- In their teens, if your children go to a predominately white school, they will stand out because they are different and different is exotic and exotic is in. Boys will want to get close to your daughters because they want someone different, or because they believe that black women are sexually charged, and girls will be very into your sons because of alleged black male sexual prowess. Your children will need extraordinary self-respect and self-control so that they won’t allow themselves to be used for selfish reasons. It’s your job to teach them what this kind of attention looks like and how to deal with it when it comes.
- If your children are never around black people, they won’t be comfortable around black people, and that is tragic because they are at least half black! This is where biracial children may have an advantage over adopted black children. Presumably in a biracial home, there is a black parent and a set of black grandparents. Even though my world was largely white in my younger years, I have memories of rich times with my paternal grandparents. I heard their stories of growing up desperately poor, and felt my grandmother’s large, strong hands, made rough by years of serving as a maid. And I saw their relative financial prosperity in their later years, from finally having good jobs with good pensions. My grandmother greased our hair, and parted our hair and braided our hair while greens simmered in the kitchen. I flipped through the Jet magazines on the coffee table and listened as they discussed the politics of the day. My black grandparents helped me to appreciate some intangible things of black culture. Whether you have black family or not, build genuine friendships with black people. Your child should not be the only black person in your world.
- Your children will be judged by the color or their skin AND by the content of their character. In light of all recent police shootings, black parents all over the nation are mourning the fact that they still have to have “the talk” with their children. Here’s what you do if a policeman wants to stop and frisk you. Don’t put your hands in your pockets. Don’t talk back. Don’t run… The myth that black men are dangerous has been around a long time and like it or not, white people may think your son is dangerous. Though my sons are little, I am already teaching them that they have to look and act better than other kids so that they won’t be pre-judged. A white kid can have long hair and tattoos on every extremity and swagger defiantly. He’s just “going through a stage.” A slovenly, rebellious black kid is considered a threat. So don’t be naïve but beware that your children’s appearance and attitude matters.
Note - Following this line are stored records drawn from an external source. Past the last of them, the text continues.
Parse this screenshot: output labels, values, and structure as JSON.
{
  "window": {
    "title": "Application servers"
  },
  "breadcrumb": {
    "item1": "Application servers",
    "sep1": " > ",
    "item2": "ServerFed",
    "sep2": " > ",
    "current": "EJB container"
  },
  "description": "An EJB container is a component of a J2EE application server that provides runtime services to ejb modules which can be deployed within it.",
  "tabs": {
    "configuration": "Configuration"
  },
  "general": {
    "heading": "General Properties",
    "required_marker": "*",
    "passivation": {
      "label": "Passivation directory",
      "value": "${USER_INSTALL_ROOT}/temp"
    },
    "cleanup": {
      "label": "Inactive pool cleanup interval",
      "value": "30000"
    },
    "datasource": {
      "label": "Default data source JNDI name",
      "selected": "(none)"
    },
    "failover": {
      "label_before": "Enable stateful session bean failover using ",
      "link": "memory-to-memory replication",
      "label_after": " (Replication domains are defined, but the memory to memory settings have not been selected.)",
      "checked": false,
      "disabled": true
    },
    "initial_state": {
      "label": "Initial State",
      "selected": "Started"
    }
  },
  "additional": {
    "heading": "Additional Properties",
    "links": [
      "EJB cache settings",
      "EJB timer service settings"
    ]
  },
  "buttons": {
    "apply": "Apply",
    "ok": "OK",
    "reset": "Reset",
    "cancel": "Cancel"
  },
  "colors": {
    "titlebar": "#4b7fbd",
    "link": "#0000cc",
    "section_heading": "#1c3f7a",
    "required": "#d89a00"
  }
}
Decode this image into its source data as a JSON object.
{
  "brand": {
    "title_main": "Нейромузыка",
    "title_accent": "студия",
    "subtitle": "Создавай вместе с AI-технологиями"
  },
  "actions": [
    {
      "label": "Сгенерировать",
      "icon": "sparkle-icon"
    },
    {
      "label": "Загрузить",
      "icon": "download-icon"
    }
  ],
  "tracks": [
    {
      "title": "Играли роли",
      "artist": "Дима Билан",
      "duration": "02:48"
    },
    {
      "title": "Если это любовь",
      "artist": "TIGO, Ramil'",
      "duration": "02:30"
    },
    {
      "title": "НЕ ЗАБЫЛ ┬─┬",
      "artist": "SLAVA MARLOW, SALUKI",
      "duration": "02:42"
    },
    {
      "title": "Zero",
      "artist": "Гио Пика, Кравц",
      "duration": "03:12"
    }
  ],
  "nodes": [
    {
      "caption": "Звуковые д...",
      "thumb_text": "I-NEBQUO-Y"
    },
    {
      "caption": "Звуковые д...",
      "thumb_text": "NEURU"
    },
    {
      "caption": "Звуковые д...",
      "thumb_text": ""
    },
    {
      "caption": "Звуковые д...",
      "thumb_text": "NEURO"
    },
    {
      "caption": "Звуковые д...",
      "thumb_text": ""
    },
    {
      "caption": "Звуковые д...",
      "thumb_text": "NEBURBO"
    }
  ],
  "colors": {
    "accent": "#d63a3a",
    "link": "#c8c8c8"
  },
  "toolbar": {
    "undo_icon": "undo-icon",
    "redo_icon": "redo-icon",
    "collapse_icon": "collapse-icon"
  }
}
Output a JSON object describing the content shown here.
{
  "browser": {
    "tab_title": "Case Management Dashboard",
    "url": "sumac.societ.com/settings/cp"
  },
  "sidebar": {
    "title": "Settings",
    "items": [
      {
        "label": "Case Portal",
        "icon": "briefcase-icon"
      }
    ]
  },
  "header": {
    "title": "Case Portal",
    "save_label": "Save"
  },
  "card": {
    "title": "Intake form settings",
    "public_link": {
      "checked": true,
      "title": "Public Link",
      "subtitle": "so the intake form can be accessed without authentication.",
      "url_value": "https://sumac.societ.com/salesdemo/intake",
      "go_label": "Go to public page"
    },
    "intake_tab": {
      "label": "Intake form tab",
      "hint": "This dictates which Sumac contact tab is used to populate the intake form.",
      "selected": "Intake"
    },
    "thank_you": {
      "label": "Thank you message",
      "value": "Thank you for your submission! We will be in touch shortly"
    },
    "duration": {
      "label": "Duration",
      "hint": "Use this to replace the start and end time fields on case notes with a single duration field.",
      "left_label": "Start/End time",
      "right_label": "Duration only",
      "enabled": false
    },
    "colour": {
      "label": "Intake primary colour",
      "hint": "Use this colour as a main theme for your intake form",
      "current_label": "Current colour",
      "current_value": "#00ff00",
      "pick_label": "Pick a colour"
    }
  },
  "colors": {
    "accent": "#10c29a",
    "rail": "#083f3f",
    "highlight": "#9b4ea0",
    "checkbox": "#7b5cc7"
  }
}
Most of these points also hold true if you’ve adopted internationally or married cross-culturally.
Your children need to be comfortable in their own skin and then they can enjoy the unique opportunity of moving in and out of different circles and relating to diverse people.